Big brands are having no trouble luring shoppers in with low prices and extravagant advertising campaigns this holiday season, with Black Friday and Cyber Monday leading the way. Meanwhile, small, local businesses must find other ways to get an edge. Naturally, most small businesses don’t have the cash flow for pricey advertising spots, or the merchandise volume to justify huge price reductions, so what are these organizations doing to compete with the “big fish?”
Many are using grass-roots tactics like word-of-mouth marketing to capitalize on current trends and put the pressure on supporting small, local businesses. Let’s face it, local is trendy these days, and most small businesses are not shy about touting the intimacy and personal touch small establishments have to offer over their larger counterparts.
In addition to capitalizing on the small/local trend, many small organizations now have access to a larger audience, thanks to technology and the Internet. Farmers’ markets, for example, epitomize the small/local movement and are adapting digital technologies to reach consumers. And, according to a survey from MerchantCircle, 12 percent of small- to medium-sized businesses have used deal sites such as Groupon.
Of course, it doesn’t hurt that small businesses may have some help from larger companies with a vested interest in their success…
American Express: “Small Business Saturday”
In addition to Black Friday and Cyber Monday, a new shopping day was recently coined: Small Business Saturday (along with a whole host of other designated shopping days… but that’s a topic for another day). The Small Business Saturday campaign is backed by American Express, who introduced this campaign by incenting consumers with a $25 credit on their AMEX card for shopping at small businesses that accept American Express.
Yelp small business email campaign

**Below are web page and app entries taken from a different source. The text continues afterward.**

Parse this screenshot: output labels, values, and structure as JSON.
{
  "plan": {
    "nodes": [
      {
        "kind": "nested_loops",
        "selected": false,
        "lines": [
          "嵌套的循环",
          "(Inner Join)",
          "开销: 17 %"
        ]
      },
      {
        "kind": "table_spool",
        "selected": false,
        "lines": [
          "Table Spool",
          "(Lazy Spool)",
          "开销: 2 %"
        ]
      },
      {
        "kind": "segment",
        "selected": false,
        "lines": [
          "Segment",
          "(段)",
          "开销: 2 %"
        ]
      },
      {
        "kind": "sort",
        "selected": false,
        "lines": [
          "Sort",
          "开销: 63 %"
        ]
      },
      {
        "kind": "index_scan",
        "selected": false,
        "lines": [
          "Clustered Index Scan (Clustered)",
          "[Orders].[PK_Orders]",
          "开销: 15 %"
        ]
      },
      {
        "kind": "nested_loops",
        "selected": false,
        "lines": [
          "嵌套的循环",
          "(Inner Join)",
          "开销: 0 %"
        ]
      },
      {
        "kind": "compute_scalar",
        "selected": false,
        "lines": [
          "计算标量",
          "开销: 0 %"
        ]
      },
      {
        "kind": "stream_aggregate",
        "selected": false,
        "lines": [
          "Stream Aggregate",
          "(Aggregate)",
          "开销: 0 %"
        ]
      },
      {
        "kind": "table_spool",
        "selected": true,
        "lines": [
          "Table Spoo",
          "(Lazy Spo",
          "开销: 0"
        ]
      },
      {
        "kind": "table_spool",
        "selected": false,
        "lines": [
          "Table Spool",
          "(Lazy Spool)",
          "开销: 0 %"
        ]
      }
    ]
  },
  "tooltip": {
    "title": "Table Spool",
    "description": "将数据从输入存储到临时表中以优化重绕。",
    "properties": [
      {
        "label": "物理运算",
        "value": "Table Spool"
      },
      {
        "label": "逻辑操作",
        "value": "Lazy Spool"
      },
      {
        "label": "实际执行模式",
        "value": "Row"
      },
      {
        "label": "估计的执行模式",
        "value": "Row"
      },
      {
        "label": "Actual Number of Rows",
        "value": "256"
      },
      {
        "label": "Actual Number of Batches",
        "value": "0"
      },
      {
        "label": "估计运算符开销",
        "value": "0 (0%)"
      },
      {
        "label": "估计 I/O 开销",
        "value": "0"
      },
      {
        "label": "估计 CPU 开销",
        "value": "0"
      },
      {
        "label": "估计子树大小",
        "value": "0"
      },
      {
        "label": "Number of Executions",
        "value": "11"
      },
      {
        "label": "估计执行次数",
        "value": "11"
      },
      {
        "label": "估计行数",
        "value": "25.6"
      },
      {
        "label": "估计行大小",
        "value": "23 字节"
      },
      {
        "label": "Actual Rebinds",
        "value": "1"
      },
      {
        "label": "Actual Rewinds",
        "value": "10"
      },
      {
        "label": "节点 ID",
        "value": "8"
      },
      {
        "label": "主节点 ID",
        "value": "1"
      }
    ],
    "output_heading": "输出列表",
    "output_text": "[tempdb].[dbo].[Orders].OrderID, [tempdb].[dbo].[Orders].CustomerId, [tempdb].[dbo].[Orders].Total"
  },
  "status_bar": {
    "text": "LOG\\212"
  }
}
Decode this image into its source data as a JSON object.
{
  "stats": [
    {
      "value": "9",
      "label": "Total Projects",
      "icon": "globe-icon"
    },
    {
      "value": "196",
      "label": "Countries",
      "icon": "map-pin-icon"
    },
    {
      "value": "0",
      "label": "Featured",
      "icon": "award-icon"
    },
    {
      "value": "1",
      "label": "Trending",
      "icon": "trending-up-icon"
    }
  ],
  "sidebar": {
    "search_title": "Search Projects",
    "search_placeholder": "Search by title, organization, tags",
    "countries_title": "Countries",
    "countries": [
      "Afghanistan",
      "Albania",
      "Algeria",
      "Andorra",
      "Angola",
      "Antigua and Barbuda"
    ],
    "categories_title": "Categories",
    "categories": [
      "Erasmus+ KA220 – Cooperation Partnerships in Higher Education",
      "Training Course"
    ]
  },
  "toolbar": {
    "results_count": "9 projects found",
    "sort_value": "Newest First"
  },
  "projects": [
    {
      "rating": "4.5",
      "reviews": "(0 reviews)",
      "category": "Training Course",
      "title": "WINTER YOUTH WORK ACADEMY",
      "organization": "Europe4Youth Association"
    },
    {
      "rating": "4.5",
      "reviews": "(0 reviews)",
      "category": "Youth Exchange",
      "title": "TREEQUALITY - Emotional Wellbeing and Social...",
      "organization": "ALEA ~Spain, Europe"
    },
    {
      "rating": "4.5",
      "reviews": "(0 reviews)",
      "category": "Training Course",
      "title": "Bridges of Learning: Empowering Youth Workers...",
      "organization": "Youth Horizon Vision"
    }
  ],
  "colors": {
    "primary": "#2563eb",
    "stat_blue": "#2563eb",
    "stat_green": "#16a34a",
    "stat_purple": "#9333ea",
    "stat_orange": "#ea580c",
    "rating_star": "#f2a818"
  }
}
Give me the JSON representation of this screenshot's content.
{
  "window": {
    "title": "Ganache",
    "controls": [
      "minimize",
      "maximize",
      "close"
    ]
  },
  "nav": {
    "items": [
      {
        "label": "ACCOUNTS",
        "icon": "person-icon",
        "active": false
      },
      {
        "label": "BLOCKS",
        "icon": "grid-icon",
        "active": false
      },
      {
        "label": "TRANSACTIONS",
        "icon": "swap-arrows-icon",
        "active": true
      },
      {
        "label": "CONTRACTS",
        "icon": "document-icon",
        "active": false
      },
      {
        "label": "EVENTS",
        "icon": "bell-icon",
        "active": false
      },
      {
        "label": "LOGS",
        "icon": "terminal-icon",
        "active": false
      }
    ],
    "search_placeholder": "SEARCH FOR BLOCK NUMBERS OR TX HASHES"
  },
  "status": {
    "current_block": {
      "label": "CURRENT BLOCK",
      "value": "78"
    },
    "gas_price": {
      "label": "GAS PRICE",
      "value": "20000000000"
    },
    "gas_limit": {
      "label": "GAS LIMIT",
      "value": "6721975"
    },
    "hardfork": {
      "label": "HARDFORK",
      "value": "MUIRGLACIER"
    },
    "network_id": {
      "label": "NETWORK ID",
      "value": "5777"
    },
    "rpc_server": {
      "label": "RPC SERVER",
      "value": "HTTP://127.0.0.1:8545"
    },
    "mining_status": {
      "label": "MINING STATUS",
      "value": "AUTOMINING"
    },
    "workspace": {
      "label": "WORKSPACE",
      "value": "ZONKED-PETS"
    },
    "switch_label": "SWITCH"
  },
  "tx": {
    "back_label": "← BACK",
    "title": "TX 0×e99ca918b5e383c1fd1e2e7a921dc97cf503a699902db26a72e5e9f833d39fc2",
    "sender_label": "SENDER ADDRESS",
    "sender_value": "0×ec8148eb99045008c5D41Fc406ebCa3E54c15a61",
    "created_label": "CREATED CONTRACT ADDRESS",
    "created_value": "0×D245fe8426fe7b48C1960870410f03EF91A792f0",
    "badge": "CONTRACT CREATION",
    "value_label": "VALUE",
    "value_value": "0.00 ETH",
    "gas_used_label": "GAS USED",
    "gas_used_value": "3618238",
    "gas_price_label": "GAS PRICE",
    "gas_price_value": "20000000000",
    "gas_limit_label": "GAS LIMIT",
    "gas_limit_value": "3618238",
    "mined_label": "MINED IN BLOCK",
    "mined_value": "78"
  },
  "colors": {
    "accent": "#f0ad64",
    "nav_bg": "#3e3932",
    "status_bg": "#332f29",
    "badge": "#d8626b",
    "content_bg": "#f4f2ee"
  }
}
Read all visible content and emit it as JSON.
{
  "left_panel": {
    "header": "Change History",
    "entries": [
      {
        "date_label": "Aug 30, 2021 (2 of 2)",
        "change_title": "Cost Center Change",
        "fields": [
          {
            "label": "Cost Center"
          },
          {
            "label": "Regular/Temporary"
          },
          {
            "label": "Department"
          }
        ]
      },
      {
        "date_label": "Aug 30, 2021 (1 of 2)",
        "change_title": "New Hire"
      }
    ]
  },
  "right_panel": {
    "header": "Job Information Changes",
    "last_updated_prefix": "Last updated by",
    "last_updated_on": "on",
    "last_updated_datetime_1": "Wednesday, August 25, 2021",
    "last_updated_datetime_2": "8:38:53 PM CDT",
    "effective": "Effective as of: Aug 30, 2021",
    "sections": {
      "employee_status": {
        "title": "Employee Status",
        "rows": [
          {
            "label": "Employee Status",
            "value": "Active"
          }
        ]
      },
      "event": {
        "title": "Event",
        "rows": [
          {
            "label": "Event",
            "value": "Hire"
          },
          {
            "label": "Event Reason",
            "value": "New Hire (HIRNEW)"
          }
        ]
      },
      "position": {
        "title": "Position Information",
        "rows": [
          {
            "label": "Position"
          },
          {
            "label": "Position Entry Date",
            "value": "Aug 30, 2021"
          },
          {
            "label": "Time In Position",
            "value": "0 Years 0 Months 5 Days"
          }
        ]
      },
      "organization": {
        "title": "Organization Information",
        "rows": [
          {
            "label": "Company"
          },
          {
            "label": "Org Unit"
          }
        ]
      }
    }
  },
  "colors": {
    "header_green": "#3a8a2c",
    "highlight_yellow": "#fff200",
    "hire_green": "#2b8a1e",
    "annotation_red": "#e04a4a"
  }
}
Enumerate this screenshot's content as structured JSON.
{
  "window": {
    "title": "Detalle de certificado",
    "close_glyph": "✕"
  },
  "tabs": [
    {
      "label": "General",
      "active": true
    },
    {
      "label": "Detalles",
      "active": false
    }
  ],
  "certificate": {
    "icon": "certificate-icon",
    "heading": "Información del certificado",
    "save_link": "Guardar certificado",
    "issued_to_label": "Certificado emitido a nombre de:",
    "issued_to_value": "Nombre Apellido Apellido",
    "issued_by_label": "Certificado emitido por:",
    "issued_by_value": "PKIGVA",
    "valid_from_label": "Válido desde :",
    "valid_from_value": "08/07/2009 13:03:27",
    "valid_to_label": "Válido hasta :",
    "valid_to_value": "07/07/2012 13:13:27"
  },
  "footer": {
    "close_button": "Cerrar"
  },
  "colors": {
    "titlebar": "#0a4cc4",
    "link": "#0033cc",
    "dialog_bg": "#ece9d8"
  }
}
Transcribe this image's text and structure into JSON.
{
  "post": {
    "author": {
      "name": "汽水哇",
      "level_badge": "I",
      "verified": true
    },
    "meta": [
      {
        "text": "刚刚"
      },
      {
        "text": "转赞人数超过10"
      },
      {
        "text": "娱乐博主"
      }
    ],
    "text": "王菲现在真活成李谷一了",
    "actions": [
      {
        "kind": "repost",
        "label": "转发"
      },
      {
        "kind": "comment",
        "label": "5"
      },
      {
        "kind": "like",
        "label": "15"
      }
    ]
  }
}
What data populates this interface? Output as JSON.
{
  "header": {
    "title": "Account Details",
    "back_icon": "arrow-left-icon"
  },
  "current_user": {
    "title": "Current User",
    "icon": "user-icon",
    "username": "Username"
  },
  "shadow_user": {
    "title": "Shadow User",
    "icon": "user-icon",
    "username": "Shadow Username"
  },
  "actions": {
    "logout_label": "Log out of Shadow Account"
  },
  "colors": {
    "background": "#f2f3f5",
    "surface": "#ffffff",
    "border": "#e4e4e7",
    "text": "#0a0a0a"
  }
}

Yelp is also helping to push small business shopping this year, and even sent out an email, urging shoppers to patronize local businesses this holiday season. So what does Yelp, a purported $1.5 billion company, have to do with small businesses? Arguably, small businesses are much more likely to find value in Yelp reviews and therefore reciprocate the publicity. Put it this way: a small clothing boutique is going to place much more value in online customer reviews (and be more adversely affected by negative reviews) than, say, JCPenney. Likewise, you’re more likely to see the “people love us on Yelp” sticker in a local coffee shop, compared to the more ubiquitous Starbucks.
Have your holiday shopping behaviors changed this year? Are you feeling personal convictions (or pressure from others) to support more local/small businesses? How have the marketing campaigns of Yelp, AMEX and others affected your choices? Sound off in the comments, or contact me on Twitter or email. Happy holidays!